In another interview, he explained that Berry Gordy’s acceptance of a gay song and singer was impressive during an era when being publicly gay was inconceivable.  “Motown was good to me and I never experienced any homophobia.  My picture went up in the hallway like all the other artists.  We came to a parting of the ways when they wanted me to do songs like ‘ooh girl I love you so’, right after they promoted me as openly gay. But it was a great time for me and I have no bad stories about Motown (because) they allowed me to be myself.” 

By the early eighties, AIDS plagued the gay community: so much so that Carl wanted to plough his energies into helping those who suffered helplessly. By involving himself with Shanti, which provided a ‘buddy system’, among other things, for people living with the disease, he was trained to educate others about HIV.  In 1982 Carl was ordained; he joined the Universal Tabernacles of Christ Church to begin working in Los Angeles, where he reached out to gay black people and others who were shunned by mainstream Christianity. He formed Bible study groups and travelled constantly in answer to requests for help.  “I told them, ‘If you can get ten black gay men and lesbians together, who aren’t afraid to be out, I will come and talk.’ So I went to many cities for many years, and only went back to LA around ’85.”

In 1992, he was ordained as a bishop and seven years later an archbishop. His autobiography “I Was Born This Way: A Gay Preacher’s Journey Through Gospel Music, Disco Stardom And A Ministry In Christ” was published in 2010, with unfulfilled plans for a sequel.  In his lifetime, Carl received countless awards and honours for his work with people living with AIDs, and support from public figures including the Reverend Jesse Jackson.

Carl Bean’s legacy includes the hundreds of people his ministry impacted, his religious beliefs which he shared, and, of course, that single with its mesmeric disco flair and inspiring by-line “I’m happy, I’m carefree and I’m gay.”

And finally, you may have noticed I was missing last month. You didn’t!!??  Well, I’m going to say this anyway, I had a minor op which needed me to take life easy afterwards.  All is good now I’m pleased to say and we’re firing on all cylinders again – whatever that really means.

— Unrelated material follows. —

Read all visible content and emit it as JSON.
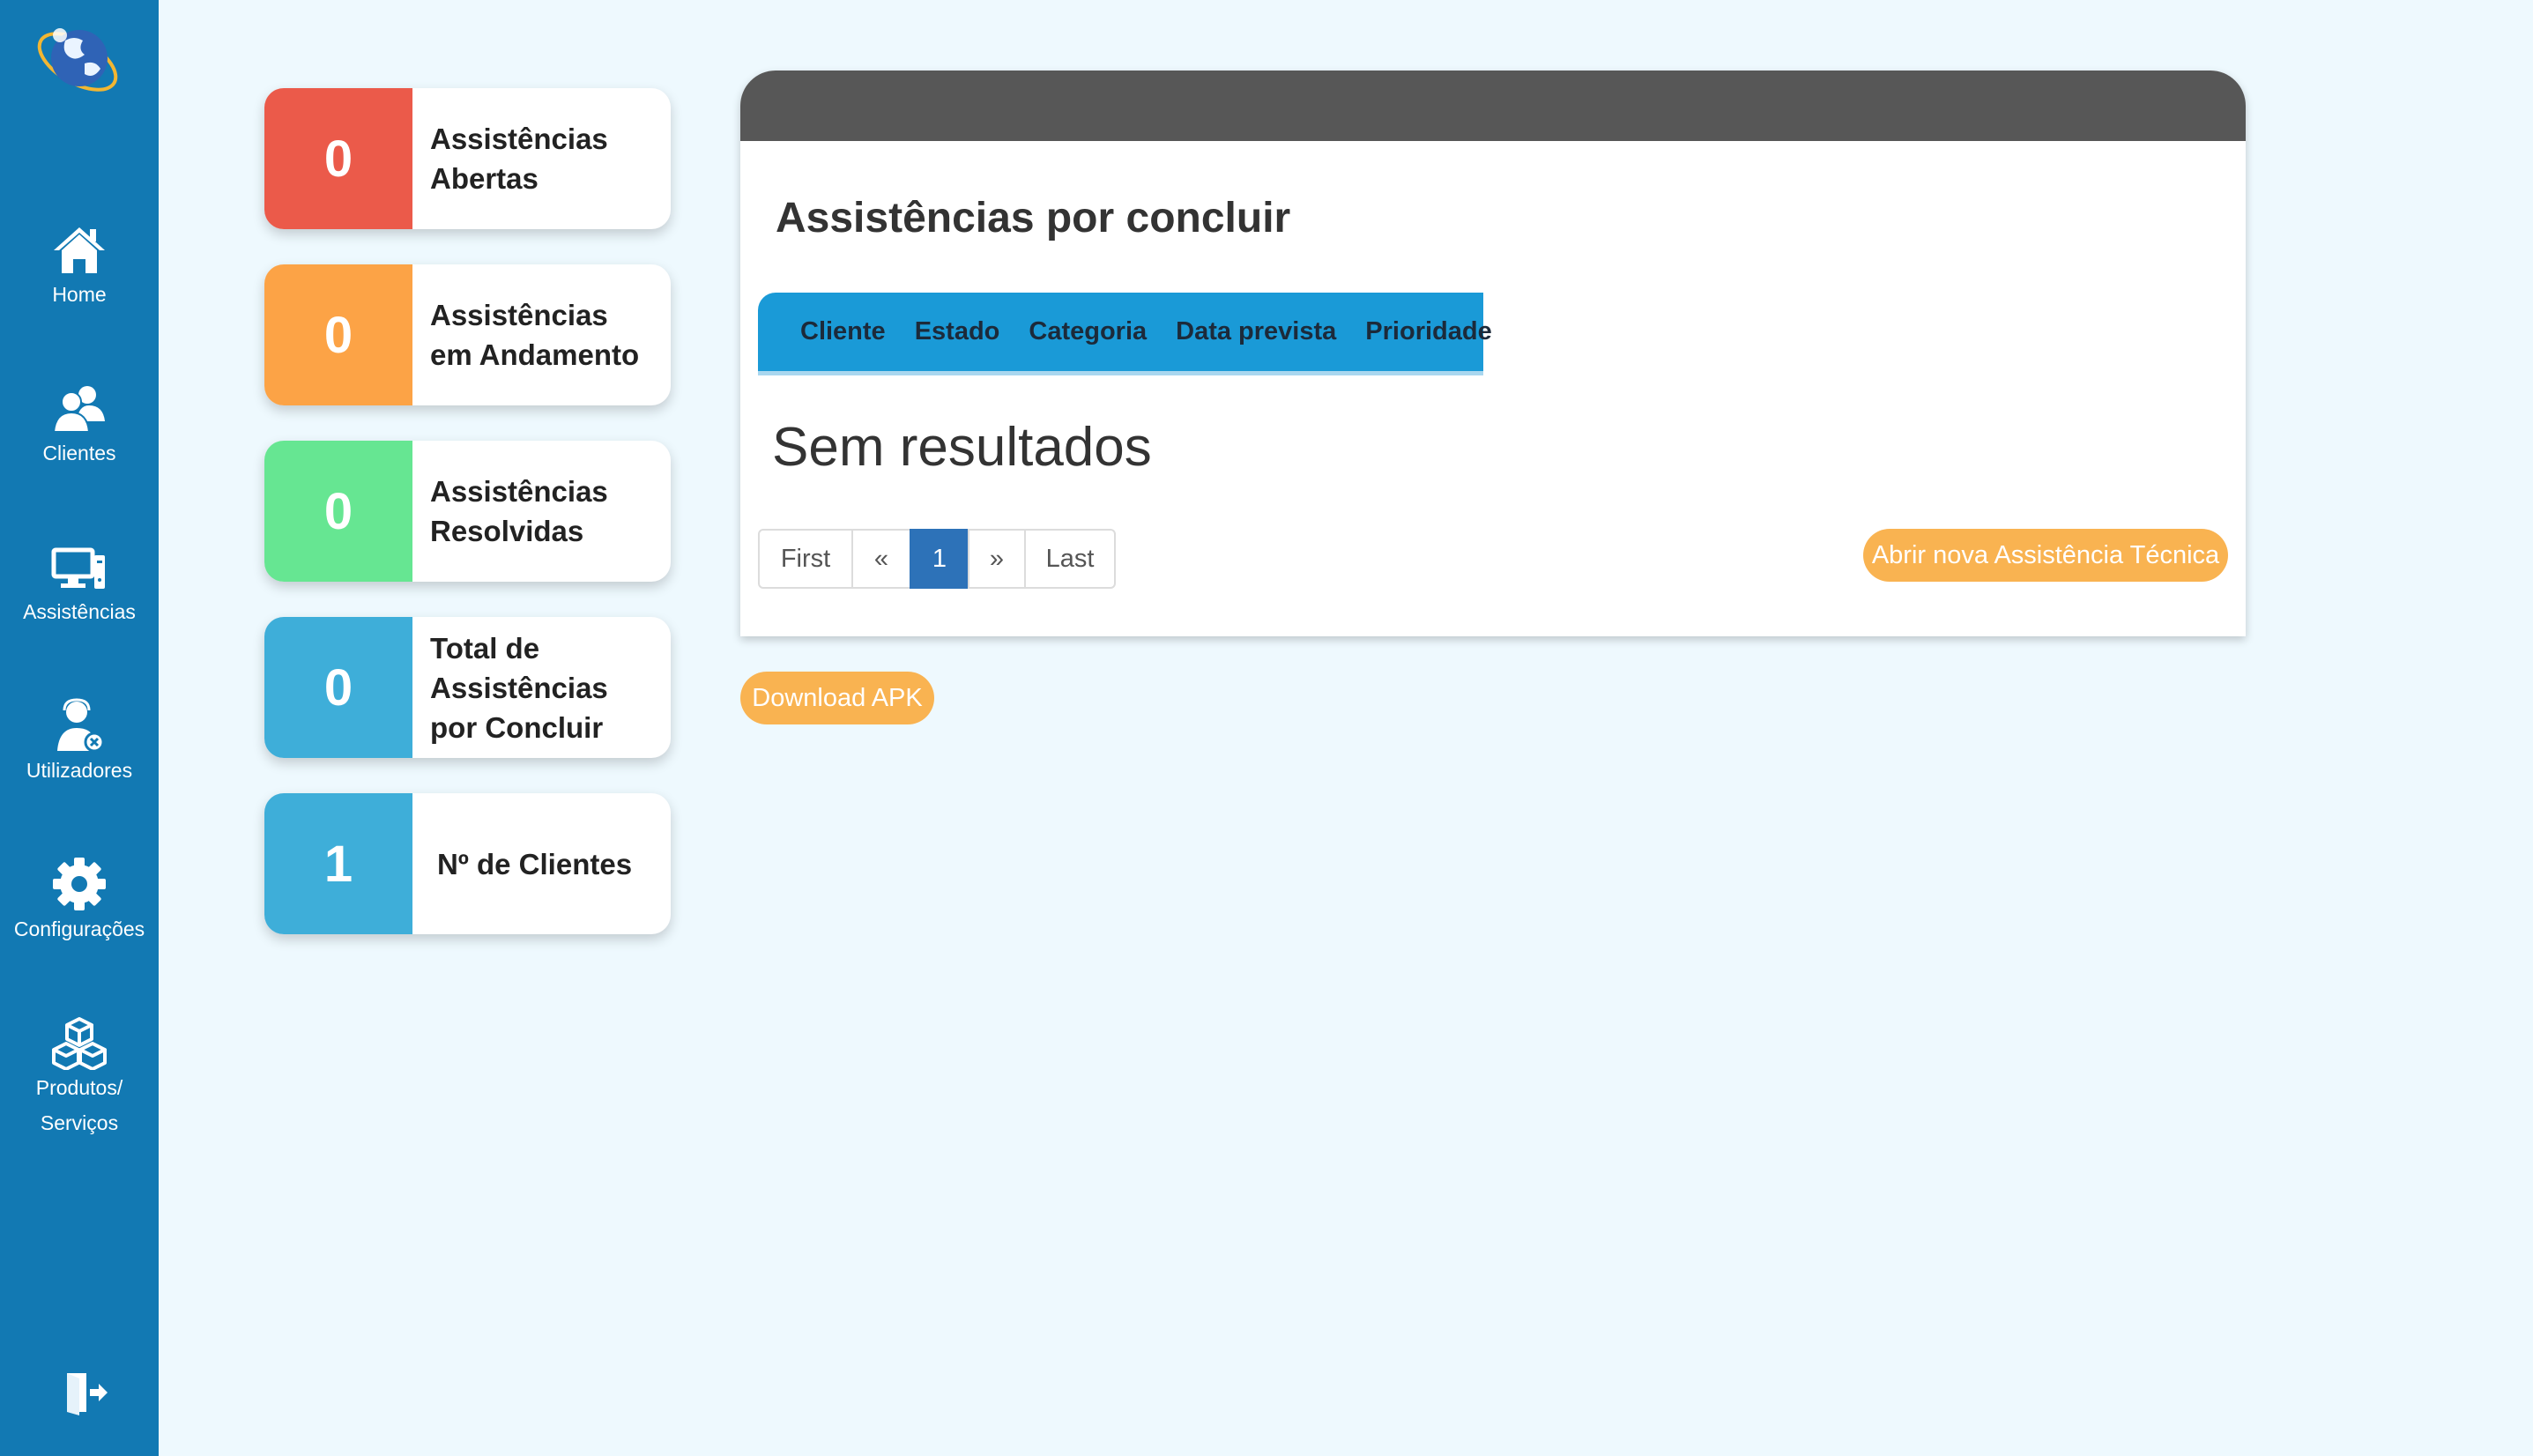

Thank you for your company as always. There’s more next month…